Con: You may be required to withdraw a certain amount

Yet another way that a HELOC differs from a credit card is that, once you've opened up this line of credit, you may be required to use a certain minimum amount right away. With a credit card, you can leave it untouched and not charge anything and the worst that could happen is the bank canceling it due to inactivity. If you're worried about this happening, you can keep easily keep your card active by charging something so small as a Happy Meal.

With a HELOC, on the other hand, some lenders may require you to initially withdraw a portion of the funds from the account.

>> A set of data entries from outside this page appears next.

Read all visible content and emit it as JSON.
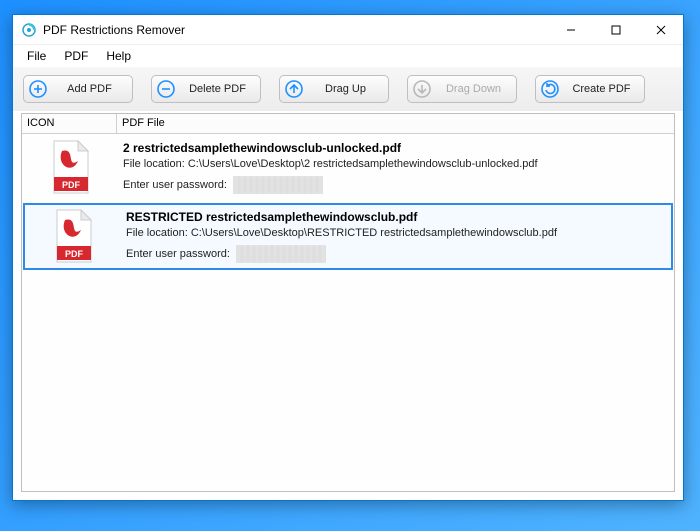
{
  "title": "PDF Restrictions Remover",
  "menu": {
    "file": "File",
    "pdf": "PDF",
    "help": "Help"
  },
  "toolbar": {
    "add": "Add PDF",
    "delete": "Delete PDF",
    "dragUp": "Drag Up",
    "dragDown": "Drag Down",
    "create": "Create PDF"
  },
  "columns": {
    "icon": "ICON",
    "file": "PDF File"
  },
  "locLabel": "File location: ",
  "pwLabel": "Enter user password:",
  "files": [
    {
      "name": "2 restrictedsamplethewindowsclub-unlocked.pdf",
      "location": "C:\\Users\\Love\\Desktop\\2 restrictedsamplethewindowsclub-unlocked.pdf"
    },
    {
      "name": "RESTRICTED restrictedsamplethewindowsclub.pdf",
      "location": "C:\\Users\\Love\\Desktop\\RESTRICTED restrictedsamplethewindowsclub.pdf"
    }
  ]
}
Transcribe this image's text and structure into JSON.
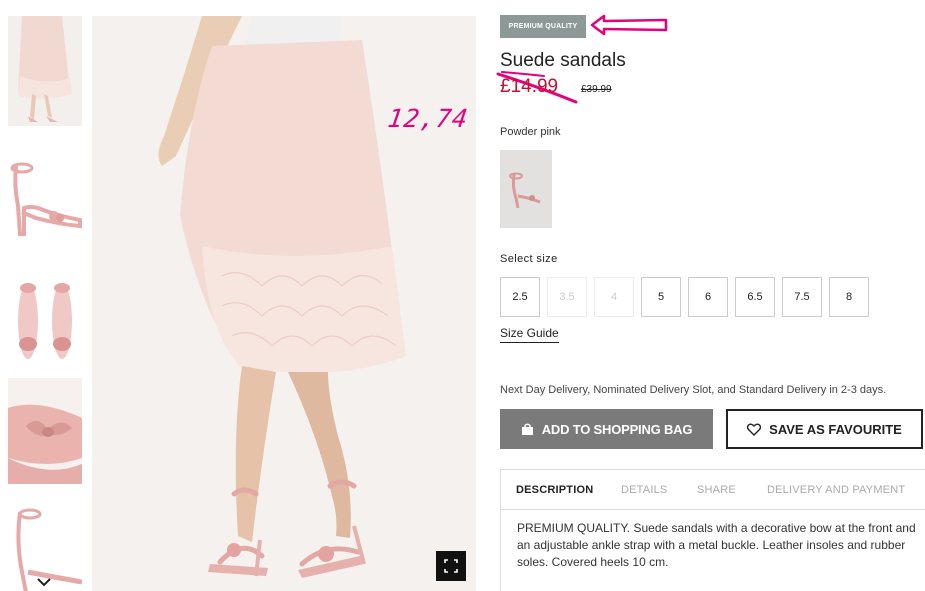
{
  "thumbnails": {
    "items": [
      {
        "alt": "skirt-model-thumb"
      },
      {
        "alt": "sandal-side-thumb"
      },
      {
        "alt": "sandal-pair-thumb"
      },
      {
        "alt": "sandal-bow-closeup-thumb"
      },
      {
        "alt": "sandal-side-partial-thumb"
      }
    ],
    "scroll_icon": "chevron-down-icon"
  },
  "product": {
    "badge": "PREMIUM QUALITY",
    "title": "Suede sandals",
    "price_sale": "£14.99",
    "price_original": "£39.99",
    "colour": "Powder pink",
    "size_label": "Select size",
    "sizes": [
      {
        "label": "2.5",
        "available": true
      },
      {
        "label": "3.5",
        "available": false
      },
      {
        "label": "4",
        "available": false
      },
      {
        "label": "5",
        "available": true
      },
      {
        "label": "6",
        "available": true
      },
      {
        "label": "6.5",
        "available": true
      },
      {
        "label": "7.5",
        "available": true
      },
      {
        "label": "8",
        "available": true
      }
    ],
    "size_guide": "Size Guide",
    "delivery_info": "Next Day Delivery, Nominated Delivery Slot, and Standard Delivery in 2-3 days.",
    "add_to_bag": "ADD TO SHOPPING BAG",
    "save_favourite": "SAVE AS FAVOURITE"
  },
  "tabs": [
    {
      "label": "DESCRIPTION",
      "active": true
    },
    {
      "label": "DETAILS",
      "active": false
    },
    {
      "label": "SHARE",
      "active": false
    },
    {
      "label": "DELIVERY AND PAYMENT",
      "active": false
    }
  ],
  "description": "PREMIUM QUALITY. Suede sandals with a decorative bow at the front and an adjustable ankle strap with a metal buckle. Leather insoles and rubber soles. Covered heels 10 cm.",
  "annotations": {
    "handwritten_price": "12,74"
  },
  "colors": {
    "sale_price": "#c8102e",
    "annotation": "#e6007e",
    "badge_bg": "#8c9996",
    "add_bag_bg": "#7a7a7a"
  }
}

What's more, you can't just use them for a burger and fries — unless you're buying for an entire stadium's worth of people. Plus, if the initial withdrawal amount is a large portion of your credit line, it's possible you won't have a ton of available credit to reserve for a rainy day.

Con: Reduces your amount of equity

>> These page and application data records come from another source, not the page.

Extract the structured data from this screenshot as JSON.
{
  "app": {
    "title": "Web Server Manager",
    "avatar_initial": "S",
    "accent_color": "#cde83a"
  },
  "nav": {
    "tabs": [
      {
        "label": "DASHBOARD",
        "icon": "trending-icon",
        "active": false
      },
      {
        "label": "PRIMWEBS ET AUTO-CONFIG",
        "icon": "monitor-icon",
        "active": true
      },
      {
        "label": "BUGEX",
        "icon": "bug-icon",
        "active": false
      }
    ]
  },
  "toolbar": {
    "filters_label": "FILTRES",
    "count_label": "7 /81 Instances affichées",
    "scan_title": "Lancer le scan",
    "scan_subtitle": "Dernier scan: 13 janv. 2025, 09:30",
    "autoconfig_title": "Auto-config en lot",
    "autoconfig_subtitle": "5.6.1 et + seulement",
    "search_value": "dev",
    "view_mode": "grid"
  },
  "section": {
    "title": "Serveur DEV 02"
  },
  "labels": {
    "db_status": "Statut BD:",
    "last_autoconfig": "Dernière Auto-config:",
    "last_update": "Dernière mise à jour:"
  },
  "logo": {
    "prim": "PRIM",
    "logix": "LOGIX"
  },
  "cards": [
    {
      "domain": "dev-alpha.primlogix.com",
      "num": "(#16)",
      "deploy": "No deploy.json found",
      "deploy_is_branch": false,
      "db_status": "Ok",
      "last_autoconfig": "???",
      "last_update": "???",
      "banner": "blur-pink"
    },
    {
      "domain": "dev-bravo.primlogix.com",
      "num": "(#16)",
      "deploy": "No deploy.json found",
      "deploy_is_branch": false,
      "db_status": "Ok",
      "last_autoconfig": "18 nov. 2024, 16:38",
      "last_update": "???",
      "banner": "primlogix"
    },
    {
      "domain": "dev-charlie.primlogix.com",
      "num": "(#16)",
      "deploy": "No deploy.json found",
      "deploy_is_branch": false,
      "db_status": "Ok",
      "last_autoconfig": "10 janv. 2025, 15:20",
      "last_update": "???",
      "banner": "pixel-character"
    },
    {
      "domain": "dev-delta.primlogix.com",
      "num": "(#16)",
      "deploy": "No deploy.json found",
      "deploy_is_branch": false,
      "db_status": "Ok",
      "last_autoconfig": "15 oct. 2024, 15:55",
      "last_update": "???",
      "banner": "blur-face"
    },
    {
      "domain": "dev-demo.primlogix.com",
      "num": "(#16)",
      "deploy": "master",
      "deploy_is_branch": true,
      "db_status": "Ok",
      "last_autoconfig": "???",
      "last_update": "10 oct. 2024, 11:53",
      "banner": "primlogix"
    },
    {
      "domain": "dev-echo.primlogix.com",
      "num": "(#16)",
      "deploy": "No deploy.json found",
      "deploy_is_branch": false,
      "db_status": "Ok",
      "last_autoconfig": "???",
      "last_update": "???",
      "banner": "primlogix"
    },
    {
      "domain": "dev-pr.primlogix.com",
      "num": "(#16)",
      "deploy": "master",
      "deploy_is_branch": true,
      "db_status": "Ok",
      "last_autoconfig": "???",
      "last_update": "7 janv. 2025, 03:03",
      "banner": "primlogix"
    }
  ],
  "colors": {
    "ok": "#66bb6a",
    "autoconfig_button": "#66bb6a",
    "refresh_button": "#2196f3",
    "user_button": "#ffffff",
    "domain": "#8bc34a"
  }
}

You put down 20%, pay a little extra every month, and if you're really fortunate, housing prices have gone up so that your property is now worth quite a bit more than you paid for it. Let's say you now have 50% equity in a home worth $200,000 — that means that your equity stake is $100,000. Well, at least, it is right up until the time you borrow against it. Take out a HELOC of $85,000 and suddenly you only have $15,000 equity left in your home.

Reducing your equity can be a bit of a risk in an uncertain housing market. If your home's value drops below your mortgage's and HELOC's combined balances, you may end up owing more than your home is worth. However, should you be looking to shelter your assets from creditors, a HELOC may make your property less desirable for them to go after. Most states protect a certain amount of home equity, so taking out a HELOC for that specific purpose may not be necessary and is probably not something you should rush into without exploring all of your options as well as their ramifications.

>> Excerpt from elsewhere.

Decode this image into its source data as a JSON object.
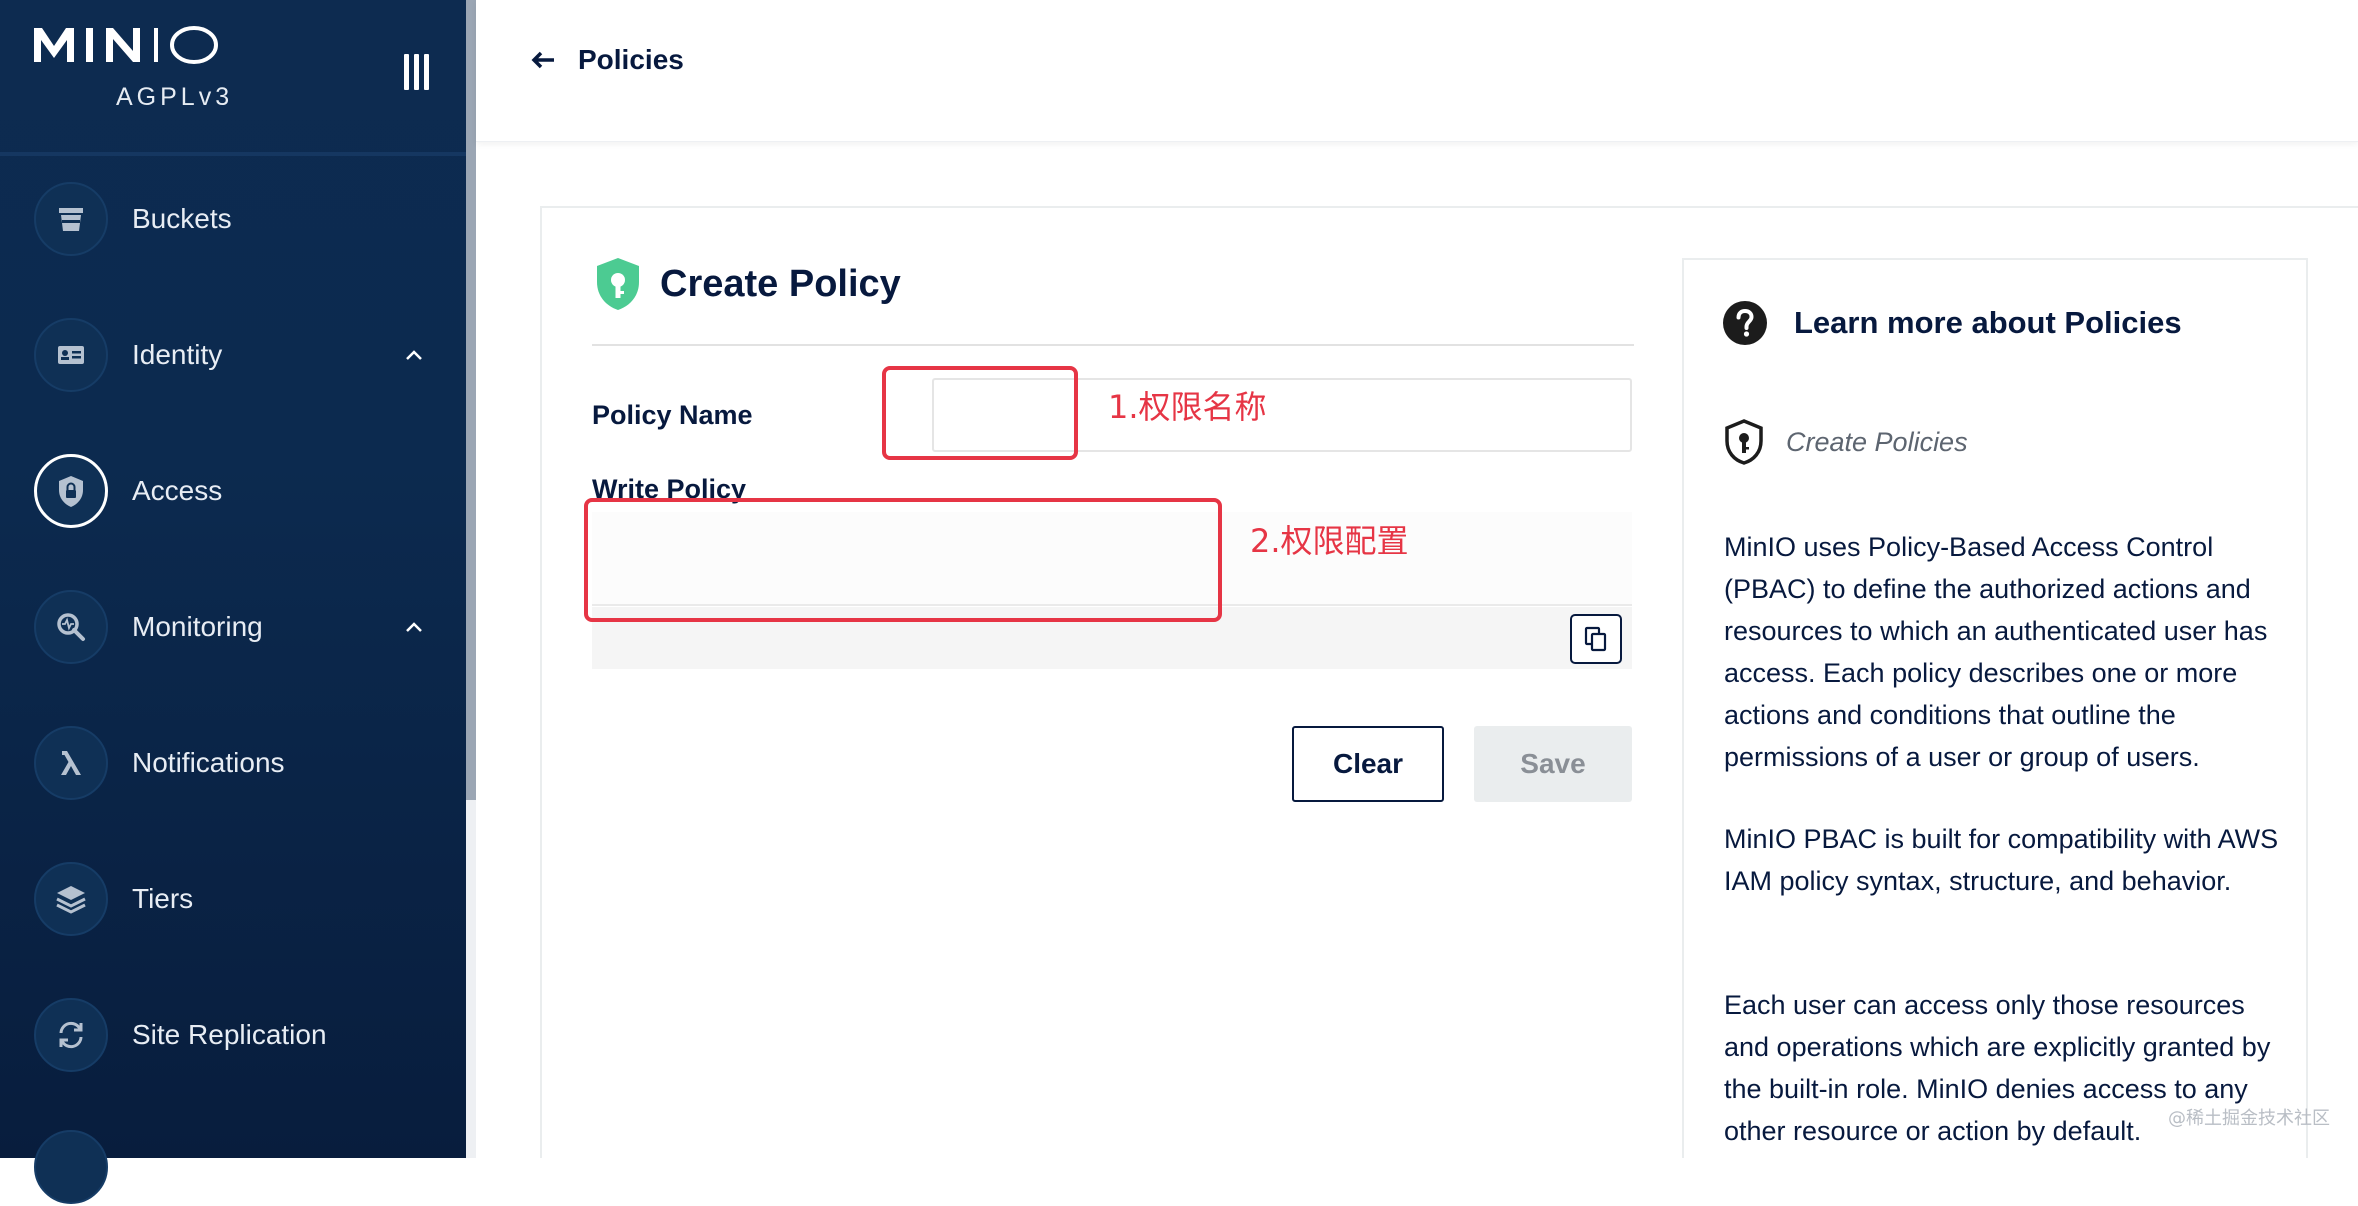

Con: You could lose access to the funds

Once your application for a HELOC is approved and the funds are made accessible, they're yours to make use of for the entire draw period, right? Not necessarily. If you obtain a home loan, the entire amount you borrowed is in your hands right away, but the potential funds in a HELOC are subject to change at the bank's discretion. This means that it's possible that before the draw period is up, you could be notified that your line of credit has been reduced or even -– brrr!! — frozen.

A HELOC can be reduced or frozen under certain circumstances such as you losing your job, undergoing an expensive divorce, or suffering a big drop in your credit rating (perhaps by robbing Peter to pay Paul as you fail to make timely payments on other debt in order to keep up the HELOC payments). 

You could also lose access to your equity-backed credit line if your home's value tanks. Even if your credit line is frozen, you'll still need to pay down the amount you've already borrowed as well as any interest assessed. But you may want to contact the lender to either appeal the decision or see what you can do to remedy the circumstances that led to it.

Con: You could lose your home if you default

The main reason why a home equity line of credit may not be the best financial product for you is that your home is the collateral. This means that if you fail to keep up the payments, the lender may move to foreclose on your home. That's what it means to borrow against the equity — your stake in your home guarantees payback of the loan, but if you won't pony up the cash, the only way for the bank to get that equity may be to force a sale of the property.

Even if there's no foreclosure, which may be the case if the home's value has decreased to the point where you no longer have equity, you're not off the hook. The bank may sell the debt to a debt collector or they may pursue legal action against you. In order to avoid such drastic actions, you may be able to refinance your first mortgage to pay off the HELOC or you may be eligible for some type of loan modification program. Bankruptcy procedures might also be considered as a last resort, but only if you've obtained proper legal advice.